**Exercise objective**
Each line of the entries below that holds "icon" is needed, copied in full.

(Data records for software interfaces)
============

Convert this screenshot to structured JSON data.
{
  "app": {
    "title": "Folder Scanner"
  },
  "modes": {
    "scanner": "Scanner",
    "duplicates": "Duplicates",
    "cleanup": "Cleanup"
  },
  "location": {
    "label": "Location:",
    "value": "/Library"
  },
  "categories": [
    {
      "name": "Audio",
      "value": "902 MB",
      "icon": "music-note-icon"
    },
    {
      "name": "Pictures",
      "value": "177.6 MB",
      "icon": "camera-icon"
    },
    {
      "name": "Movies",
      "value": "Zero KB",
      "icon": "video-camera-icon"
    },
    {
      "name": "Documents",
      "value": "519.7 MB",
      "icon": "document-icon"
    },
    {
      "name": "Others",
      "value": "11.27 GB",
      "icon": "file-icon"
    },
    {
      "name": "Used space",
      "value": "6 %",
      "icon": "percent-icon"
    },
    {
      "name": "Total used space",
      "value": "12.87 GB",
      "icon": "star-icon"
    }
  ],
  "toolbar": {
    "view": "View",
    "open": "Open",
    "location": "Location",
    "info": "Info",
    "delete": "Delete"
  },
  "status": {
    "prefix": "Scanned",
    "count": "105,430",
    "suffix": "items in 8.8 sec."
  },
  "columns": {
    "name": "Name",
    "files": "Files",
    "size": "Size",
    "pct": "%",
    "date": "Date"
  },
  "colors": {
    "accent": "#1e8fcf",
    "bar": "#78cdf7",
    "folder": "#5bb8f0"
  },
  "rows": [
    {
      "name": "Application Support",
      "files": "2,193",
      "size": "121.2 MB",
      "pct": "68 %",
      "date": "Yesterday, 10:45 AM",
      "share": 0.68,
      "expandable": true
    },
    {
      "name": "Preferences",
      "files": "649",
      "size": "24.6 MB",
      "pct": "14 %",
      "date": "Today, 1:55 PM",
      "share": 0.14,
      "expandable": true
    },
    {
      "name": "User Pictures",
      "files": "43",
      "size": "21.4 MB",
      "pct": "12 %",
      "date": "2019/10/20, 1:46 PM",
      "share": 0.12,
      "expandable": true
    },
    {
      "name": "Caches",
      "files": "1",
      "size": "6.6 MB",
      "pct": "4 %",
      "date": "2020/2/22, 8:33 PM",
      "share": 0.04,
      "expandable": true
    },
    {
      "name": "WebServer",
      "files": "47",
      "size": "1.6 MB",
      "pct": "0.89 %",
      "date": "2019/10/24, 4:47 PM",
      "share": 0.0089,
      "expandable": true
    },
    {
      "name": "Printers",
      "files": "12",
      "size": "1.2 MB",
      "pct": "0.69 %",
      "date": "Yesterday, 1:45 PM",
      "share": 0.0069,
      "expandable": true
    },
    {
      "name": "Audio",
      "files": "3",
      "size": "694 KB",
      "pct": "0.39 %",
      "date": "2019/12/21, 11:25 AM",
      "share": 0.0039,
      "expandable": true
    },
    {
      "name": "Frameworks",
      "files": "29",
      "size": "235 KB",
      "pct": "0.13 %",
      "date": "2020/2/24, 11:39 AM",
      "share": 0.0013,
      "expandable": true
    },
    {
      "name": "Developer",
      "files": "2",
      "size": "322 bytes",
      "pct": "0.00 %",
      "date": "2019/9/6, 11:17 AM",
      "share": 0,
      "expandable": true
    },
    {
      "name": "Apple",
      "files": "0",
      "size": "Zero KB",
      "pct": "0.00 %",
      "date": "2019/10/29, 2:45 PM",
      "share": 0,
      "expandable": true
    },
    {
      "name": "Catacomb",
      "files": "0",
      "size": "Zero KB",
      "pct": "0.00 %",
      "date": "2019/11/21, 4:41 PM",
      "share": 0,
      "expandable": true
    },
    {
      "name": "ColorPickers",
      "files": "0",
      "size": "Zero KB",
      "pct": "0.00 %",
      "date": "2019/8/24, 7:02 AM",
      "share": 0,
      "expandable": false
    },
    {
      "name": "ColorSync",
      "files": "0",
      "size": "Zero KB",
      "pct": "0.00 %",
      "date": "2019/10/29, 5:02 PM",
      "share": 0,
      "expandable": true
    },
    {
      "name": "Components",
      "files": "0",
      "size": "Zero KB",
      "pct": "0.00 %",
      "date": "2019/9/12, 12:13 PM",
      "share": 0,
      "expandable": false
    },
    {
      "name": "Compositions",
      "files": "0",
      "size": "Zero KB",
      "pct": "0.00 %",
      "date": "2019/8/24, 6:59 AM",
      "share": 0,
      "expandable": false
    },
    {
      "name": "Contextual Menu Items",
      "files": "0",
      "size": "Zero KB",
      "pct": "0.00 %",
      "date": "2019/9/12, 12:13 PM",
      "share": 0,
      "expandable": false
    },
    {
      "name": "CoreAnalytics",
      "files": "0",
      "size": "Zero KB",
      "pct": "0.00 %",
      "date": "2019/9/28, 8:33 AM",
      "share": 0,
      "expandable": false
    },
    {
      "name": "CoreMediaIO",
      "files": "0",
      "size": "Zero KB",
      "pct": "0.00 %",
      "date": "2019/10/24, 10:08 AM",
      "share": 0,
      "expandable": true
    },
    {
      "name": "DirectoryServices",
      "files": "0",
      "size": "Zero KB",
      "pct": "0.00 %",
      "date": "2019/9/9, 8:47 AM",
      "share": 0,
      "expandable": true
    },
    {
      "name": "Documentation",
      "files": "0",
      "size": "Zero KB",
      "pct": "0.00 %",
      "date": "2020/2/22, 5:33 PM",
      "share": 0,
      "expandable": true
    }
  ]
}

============

**Response box**
      "icon": "music-note-icon"
      "icon": "camera-icon"
      "icon": "video-camera-icon"
      "icon": "document-icon"
      "icon": "file-icon"
      "icon": "percent-icon"
      "icon": "star-icon"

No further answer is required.